Phantom Space has placed an order for 200+ rocket engines from Ursa Major, the two startups announced this week. Reading the fine print:
- Ursa will supply Phantom with 5,000-lb thrust Hadley engines that are already coming off of the production line, and Ripleys, which will have an order of magnitude more thrust.
- Phantom will use the engines in Daytona and Laguna, two launchers it is developing.
- The contract runs through 2026. As for how much of a deposit Phantom put down, all we can say is ¯\_(ツ)_/¯
We chatted with Ursa CEO Joe Laurienti last month about ramping production and recruiting, so now we’ll turn our focus to the other side of this deal.
The latest from Phantom
“We see no blockage getting to orbit next year,” Phantom CEO Jim Cantrell recently told Payload.
- Beyond launch: Phantom bills itself as a “space applications company,” since it is also focused on building others’ spacecraft and constellations. Since its inception, Phantom has had its “hands on, in, or around” multiple satellites, has signed four contracts for spacecraft design/build, and is in talks to launch ~40 payloads, Cantrell said.
- The backstory: Since the margins are tiny in launch, other rocket makers have “backed into” satellite-making as a means of bolstering their bottom line, Cantrell said. Phantom, on the contrary, focused on the satellite segment from the get-go.
- Business model: “We don’t need to make money solely on launch services nor fly 300–400 times a year to make our business case close,” Cantrell said. “We can get cash-flow positive at 20 launches a year since we generally are projecting strong profit margins of 25-30% at those flight rates.”
- Recruiting: Phantom has found it easier to recruit satellite engineers and specialists (vis-a-vis rocket scientists). It currently employs 35.
Raising for rockets: Cantrell and his cofounders optimized for capital efficiency “because we thought we’d have a hell of a time raising money. I thought the markets were tapped out on launch. I was so wrong on that, as wrong as you get.”
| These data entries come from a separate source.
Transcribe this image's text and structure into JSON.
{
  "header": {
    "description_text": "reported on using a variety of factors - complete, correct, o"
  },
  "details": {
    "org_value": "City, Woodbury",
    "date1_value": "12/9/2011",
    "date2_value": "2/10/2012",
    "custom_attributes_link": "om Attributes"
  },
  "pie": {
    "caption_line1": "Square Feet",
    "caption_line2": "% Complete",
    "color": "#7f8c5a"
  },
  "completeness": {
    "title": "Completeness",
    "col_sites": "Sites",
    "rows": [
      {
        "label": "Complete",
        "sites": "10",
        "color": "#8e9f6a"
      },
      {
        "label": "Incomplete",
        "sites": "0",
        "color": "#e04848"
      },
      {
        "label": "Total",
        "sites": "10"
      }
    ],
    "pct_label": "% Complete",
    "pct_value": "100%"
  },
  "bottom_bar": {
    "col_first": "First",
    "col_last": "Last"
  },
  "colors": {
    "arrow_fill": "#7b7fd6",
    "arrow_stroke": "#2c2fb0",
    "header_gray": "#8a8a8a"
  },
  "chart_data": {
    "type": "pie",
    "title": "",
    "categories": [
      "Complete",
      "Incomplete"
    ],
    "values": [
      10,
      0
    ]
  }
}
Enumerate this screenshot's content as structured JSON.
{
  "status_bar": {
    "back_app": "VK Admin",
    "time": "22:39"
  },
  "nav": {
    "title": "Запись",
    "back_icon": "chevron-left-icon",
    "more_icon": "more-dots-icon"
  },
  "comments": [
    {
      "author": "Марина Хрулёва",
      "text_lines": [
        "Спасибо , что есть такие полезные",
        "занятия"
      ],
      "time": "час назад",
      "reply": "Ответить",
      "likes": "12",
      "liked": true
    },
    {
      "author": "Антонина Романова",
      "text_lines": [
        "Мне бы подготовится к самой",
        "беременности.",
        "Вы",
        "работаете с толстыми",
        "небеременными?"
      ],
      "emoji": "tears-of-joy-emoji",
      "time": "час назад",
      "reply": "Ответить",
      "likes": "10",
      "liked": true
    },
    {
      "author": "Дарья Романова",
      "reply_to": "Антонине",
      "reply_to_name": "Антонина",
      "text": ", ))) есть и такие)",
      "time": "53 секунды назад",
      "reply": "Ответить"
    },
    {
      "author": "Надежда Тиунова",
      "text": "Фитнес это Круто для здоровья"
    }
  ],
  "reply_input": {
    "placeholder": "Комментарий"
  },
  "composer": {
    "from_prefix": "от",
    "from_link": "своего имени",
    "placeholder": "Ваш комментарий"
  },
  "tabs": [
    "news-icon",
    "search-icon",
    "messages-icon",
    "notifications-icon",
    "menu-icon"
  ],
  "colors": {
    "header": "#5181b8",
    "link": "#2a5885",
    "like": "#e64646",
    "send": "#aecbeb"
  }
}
Now, Phantom is raising a Series B. The company is targeting a hotfire test for June. For Phantom’s next big test, a 2023 orbital launch, Daytona is set to lift off from Vandenberg to a polar orbit. Subsequent missions, if everything goes to plan, will launch from the Cape to low-inclination orbits.